- Determine Objectives - The first stage determines the objectives of this iteration of the spiral according to the largest potential risks.
- Identify and Resolve Risks - The possible risks are identified and alternative options are considered. The project may come to a halt if the risks are deemed too high.
- Development and Testing - The component of the project being worked on is developed and tested.
- Planning the next Iteration - This stage plans out what will happen in the next iteration of the spiral.
The spiral model handles risk well and is suited to large projects, but requires skilled risk assessors and managers, which can be costly.
Rapid Application Development (RAD)
This model uses prototype systems, which lack the total functionality of the final system. This could include screen mock-ups or a partially working system. This can be shown to the user for feedback and comments, from which improvements can be made. Each build-evaluate cycle adds improvements until the product is finished and the final prototype becomes the finished system. It is well suited to projects where requirements are unclear at the outset, and is likely to result in a product having excellent usability due to the feedback loop of prototyping. However, it is not suited to creating efficient code, and it does require the involvement of the end user.
The agile methodology is a collection of methodologies which cope well with changing requirements. The software is produced in an iterative manner, and features can be added in each iteration. It is commonly described as a set of values and principles that govern how code should be produced. It advocates adaptive planning, evolutionary development, early delivery, and continual improvement, and it encourages rapid and flexible response to change. Commonly agile will include a "scrum-team" who develop the software in "sprints", after each of these iterations, the software will be evaluated by the user in a daily stand up meeting. However, it should be noted agile is a very flexible methodology and thus these common features are optional.
Extreme Programming (XP)
A form of agile development. XP puts an emphasis on the coding - a representative customer becomes a part of the team and provides "user stories" (requirements), devises tests and answers programmers questions. Iterations are short , and it produces "working versions" - the code will be used in the final product. The order of the user stories must be decided when programming, and code is written by programmers in pairs (pair programming). One programmer codes while the other evaluates the code written, and they swap regularly. Code is refactored to make it more efficient and a clear set of standards are used during development. Programmers work no more than 40 hours a week. The final code quality is likely to be very high, however this method requires a close-knit team and the customer must constantly commit a staff member to the developers.
Summary of Development Methodologies
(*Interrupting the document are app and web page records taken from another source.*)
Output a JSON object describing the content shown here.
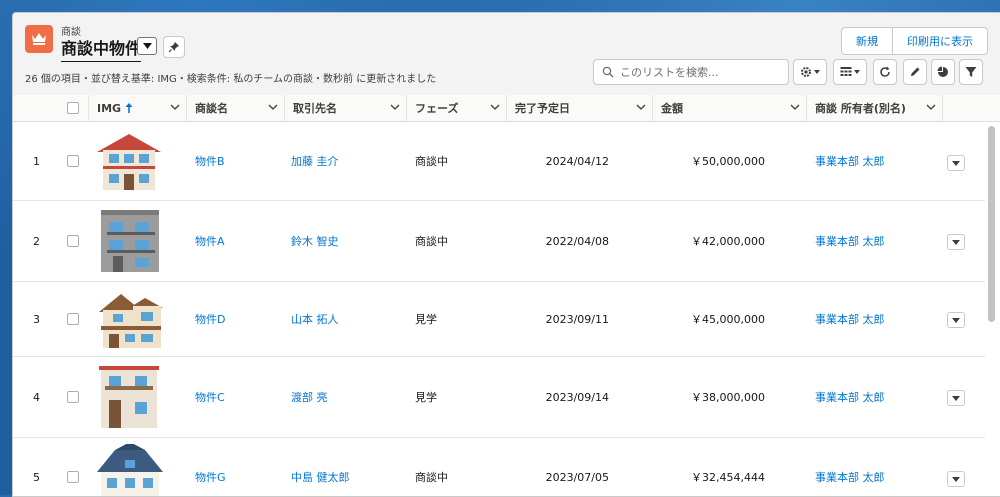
{
  "header": {
    "object_label": "商談",
    "list_title": "商談中物件",
    "subtitle": "26 個の項目・並び替え基準: IMG・検索条件: 私のチームの商談・数秒前 に更新されました",
    "buttons": {
      "new": "新規",
      "print": "印刷用に表示"
    },
    "search_placeholder": "このリストを検索..."
  },
  "columns": {
    "img": "IMG",
    "name": "商談名",
    "account": "取引先名",
    "stage": "フェーズ",
    "close_date": "完了予定日",
    "amount": "金額",
    "owner": "商談 所有者(別名)"
  },
  "rows": [
    {
      "num": "1",
      "name": "物件B",
      "account": "加藤 圭介",
      "stage": "商談中",
      "close_date": "2024/04/12",
      "amount": "￥50,000,000",
      "owner": "事業本部 太郎",
      "house_style": "two-story-red-roof"
    },
    {
      "num": "2",
      "name": "物件A",
      "account": "鈴木 智史",
      "stage": "商談中",
      "close_date": "2022/04/08",
      "amount": "￥42,000,000",
      "owner": "事業本部 太郎",
      "house_style": "gray-apartment"
    },
    {
      "num": "3",
      "name": "物件D",
      "account": "山本 拓人",
      "stage": "見学",
      "close_date": "2023/09/11",
      "amount": "￥45,000,000",
      "owner": "事業本部 太郎",
      "house_style": "brown-roof-house"
    },
    {
      "num": "4",
      "name": "物件C",
      "account": "渡部 亮",
      "stage": "見学",
      "close_date": "2023/09/14",
      "amount": "￥38,000,000",
      "owner": "事業本部 太郎",
      "house_style": "beige-flat-house"
    },
    {
      "num": "5",
      "name": "物件G",
      "account": "中島 健太郎",
      "stage": "商談中",
      "close_date": "2023/07/05",
      "amount": "￥32,454,444",
      "owner": "事業本部 太郎",
      "house_style": "blue-roof-house"
    }
  ],
  "colors": {
    "brand_icon": "#ef6e48",
    "link": "#0176d3",
    "background": "#1f5fa0"
  }
}
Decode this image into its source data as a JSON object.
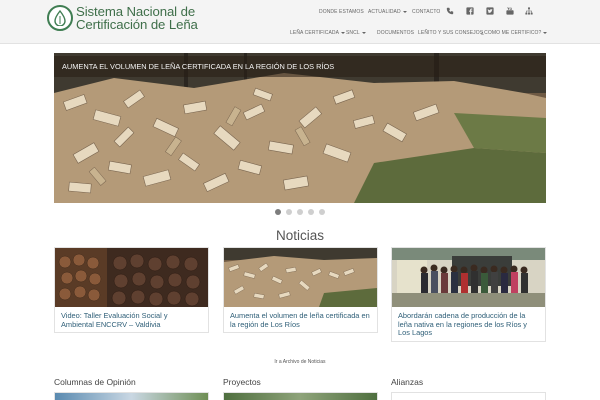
{
  "brand": {
    "line1": "Sistema Nacional de",
    "line2": "Certificación de Leña",
    "logo_icon": "leaf-drop-icon",
    "color": "#3f6f4a"
  },
  "topnav": {
    "items": [
      "DONDE ESTAMOS",
      "ACTUALIDAD",
      "CONTACTO"
    ],
    "social_icons": [
      "phone-icon",
      "facebook-icon",
      "twitter-icon",
      "youtube-icon",
      "sitemap-icon"
    ]
  },
  "subnav": {
    "items": [
      "LEÑA CERTIFICADA",
      "SNCL",
      "DOCUMENTOS",
      "LEÑITO Y SUS CONSEJOS",
      "¿COMO ME CERTIFICO?"
    ]
  },
  "hero": {
    "caption": "AUMENTA EL VOLUMEN DE LEÑA CERTIFICADA EN LA REGIÓN DE LOS RÍOS",
    "slide_count": 5,
    "active_slide": 1
  },
  "news": {
    "title": "Noticias",
    "cards": [
      {
        "title": "Video: Taller Evaluación Social y Ambiental ENCCRV – Valdivia"
      },
      {
        "title": "Aumenta el volumen de leña certificada en la región de Los Ríos"
      },
      {
        "title": "Abordarán cadena de producción de la leña nativa en la regiones de los Ríos y Los Lagos"
      }
    ],
    "archive_link": "Ir a Archivo de Noticias"
  },
  "columns": {
    "headings": [
      "Columnas de Opinión",
      "Proyectos",
      "Alianzas"
    ]
  },
  "colors": {
    "header_bg": "#f4f4f4",
    "link": "#2f5f78",
    "accent": "#3f7d52"
  }
}
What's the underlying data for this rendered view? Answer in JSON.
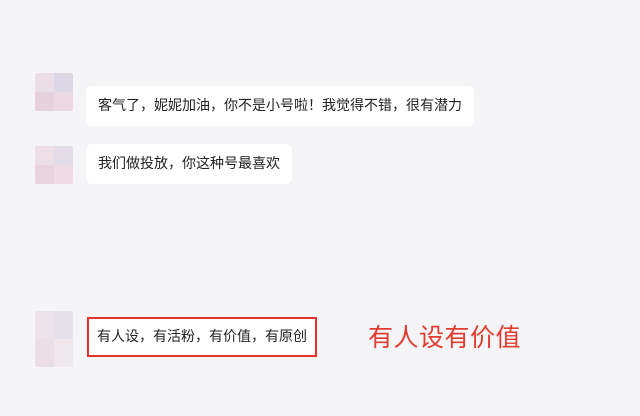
{
  "messages": [
    {
      "text": "客气了，妮妮加油，你不是小号啦！我觉得不错，很有潜力"
    },
    {
      "text": "我们做投放，你这种号最喜欢"
    },
    {
      "text": "有人设，有活粉，有价值，有原创"
    }
  ],
  "annotation": {
    "text": "有人设有价值",
    "color": "#e23b2f"
  },
  "colors": {
    "background": "#f5f5f7",
    "bubble": "#ffffff",
    "highlight_border": "#e5322b"
  }
}
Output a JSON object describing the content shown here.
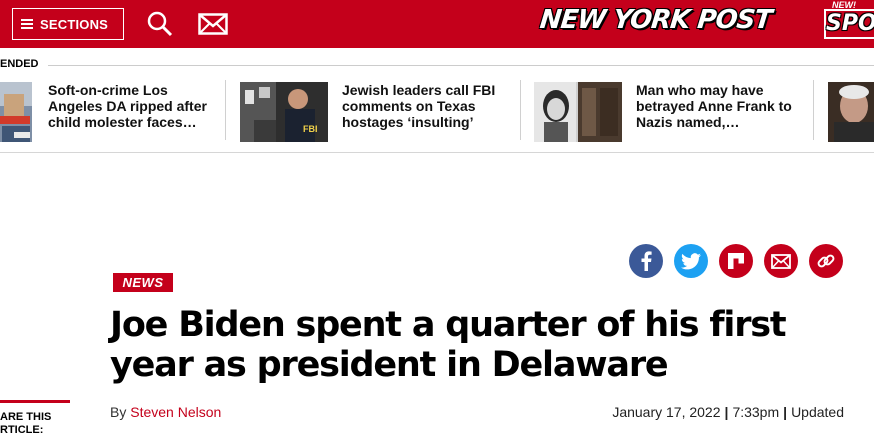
{
  "header": {
    "sections_label": "SECTIONS",
    "logo_text": "NEW YORK POST",
    "promo": {
      "badge": "NEW!",
      "word": "SPO"
    },
    "accent_color": "#c4001b"
  },
  "trending": {
    "label": "ENDED",
    "items": [
      {
        "title": "Soft-on-crime Los Angeles DA ripped after child molester faces…"
      },
      {
        "title": "Jewish leaders call FBI comments on Texas hostages ‘insulting’",
        "thumb_text": "FBI"
      },
      {
        "title": "Man who may have betrayed Anne Frank to Nazis named,…"
      }
    ]
  },
  "share": {
    "icons": [
      "facebook-icon",
      "twitter-icon",
      "flipboard-icon",
      "email-icon",
      "link-icon"
    ],
    "sidebar_label_line1": "ARE THIS",
    "sidebar_label_line2": "RTICLE:"
  },
  "article": {
    "tag": "NEWS",
    "headline": "Joe Biden spent a quarter of his first year as president in Delaware",
    "by_prefix": "By",
    "author": "Steven Nelson",
    "date": "January 17, 2022",
    "time": "7:33pm",
    "updated": "Updated"
  }
}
Waterfall has a cyclical (1) model that enables back tracking (1) to the previous stages if needed. There are defined stages so providing deadlines (1) and each programmer can work on a defined stage (1).
RAD emphasizes immediate development (1) instead of planning (1) Requirements are adjusted and prototypes are used (1). This suits a small team more as there are fewer formalities to follow (1).